As an award-winning landscape and nature photographer, Kenneth Keifer is accustomed to having his work displayed.
But learning that two of his waterfall photographs will soon be featured on 2023 U.S. postage stamps was special.
“I was ecstatic to say the least,” said Keifer, who is an artist/co-owner of CCA Gallery in the Carmel Arts and Design District. “This was a real humbling, pinch-me-I-must-be-dreaming mind-blower for me. And, it was especially thrilling for me personally because I was an ardent stamp collector as a child. To think that two of my photos would be seen in stamp collectors’ catalogs long after I am gone was an amazing, humbling thought that I still haven’t quite wrapped my head around all these months later.”
The waterfall series is scheduled to be released June 12 with an issuance ceremony at Yellowstone National Park, which is primarily in Wyoming but stretches into Montana and Idaho.
In July 2021, Keifer, 59, was contacted by Mike Owens, a representative from an agency working with the United States Postal Service, about a USPS series of waterfall stamps in 2023. Owens said officials were interested in one of Keifer’s photographs they had discovered online. The waterfall was Harrison Wright Falls, one of 22 named waterfalls in northeast Pennsylvania’s Ricketts Glen State Park.
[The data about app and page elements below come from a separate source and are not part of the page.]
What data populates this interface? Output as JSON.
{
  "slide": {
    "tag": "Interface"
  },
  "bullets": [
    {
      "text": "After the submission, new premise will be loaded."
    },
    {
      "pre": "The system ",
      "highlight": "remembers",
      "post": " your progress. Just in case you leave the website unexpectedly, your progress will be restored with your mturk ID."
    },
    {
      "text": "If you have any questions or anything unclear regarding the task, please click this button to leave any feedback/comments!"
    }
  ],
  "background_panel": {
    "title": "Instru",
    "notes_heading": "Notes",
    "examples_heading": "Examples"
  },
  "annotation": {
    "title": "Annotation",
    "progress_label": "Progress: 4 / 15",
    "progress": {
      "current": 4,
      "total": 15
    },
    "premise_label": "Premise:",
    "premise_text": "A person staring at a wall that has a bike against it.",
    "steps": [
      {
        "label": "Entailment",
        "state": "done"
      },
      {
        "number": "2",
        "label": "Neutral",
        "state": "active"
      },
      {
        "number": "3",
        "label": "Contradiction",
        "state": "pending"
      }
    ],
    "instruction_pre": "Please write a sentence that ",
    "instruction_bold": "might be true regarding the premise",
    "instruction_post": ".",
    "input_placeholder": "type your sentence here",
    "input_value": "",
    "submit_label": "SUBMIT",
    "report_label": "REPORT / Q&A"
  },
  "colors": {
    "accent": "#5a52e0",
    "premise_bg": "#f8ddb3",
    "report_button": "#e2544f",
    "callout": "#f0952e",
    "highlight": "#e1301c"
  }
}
A few days later, Owens called the Mooresville resident to see if USPS could send a contract for him to sign since it had chosen his image for inclusion in the series.
“I could barely control my excitement for the remainder of the conversation,” Keifer said. “Mike then asked, ‘By the way, do you have photos of any waterfalls in Yellowstone National Park?’”
After Keifer confirmed he did, Owens asked him to send him some photos.
A few days later, Owens called to say USPS had chosen another of Keifer’s photographs, this one an image of the Lower Falls of the Yellowstone River graced by a misty morning rainbow, shot from the rim of the Grand Canyon of the Yellowstone. Keifer said he received a small stipend for use of the two photos.
“One of the hardest parts for me, since I had to sign a non-disclosure agreement, was not telling anyone, other than my wife, for 15 months,” Keifer said. “When permitted to spill the beans, the first people I contacted were my then 84-year-old mother and father. My mom, of course, asked when the stamps would be available. At that time, I did not know yet. The very next morning she was at the Paden City Post Office, in the small West Virginia town where I grew up, questioning the local postmaster as to when the stamps would come out.”
Keifer has been twice named one of Indiana’s Top Ten Professional Photographers by the Indianapolis Professional Photographers Guild.
Keifer said CCA, which stands for Center for the Creative Arts, will celebrate its 50th anniversary in a few years and is believed to be Indiana’s oldest cooperative gallery.
“CCA is a wonderful place to find the superb work of some seriously talented individuals,” Keifer said. “Our gallery is truly an exemplary collection of fine artists. Honestly, I’m just glad they let me hang out with them.”
Keifer has been an artist/owner at CCA since 2015. He has been a worship leader at River Valley Christian Church in Martinsville since 2010.
For more, visit kennethkeifer.com.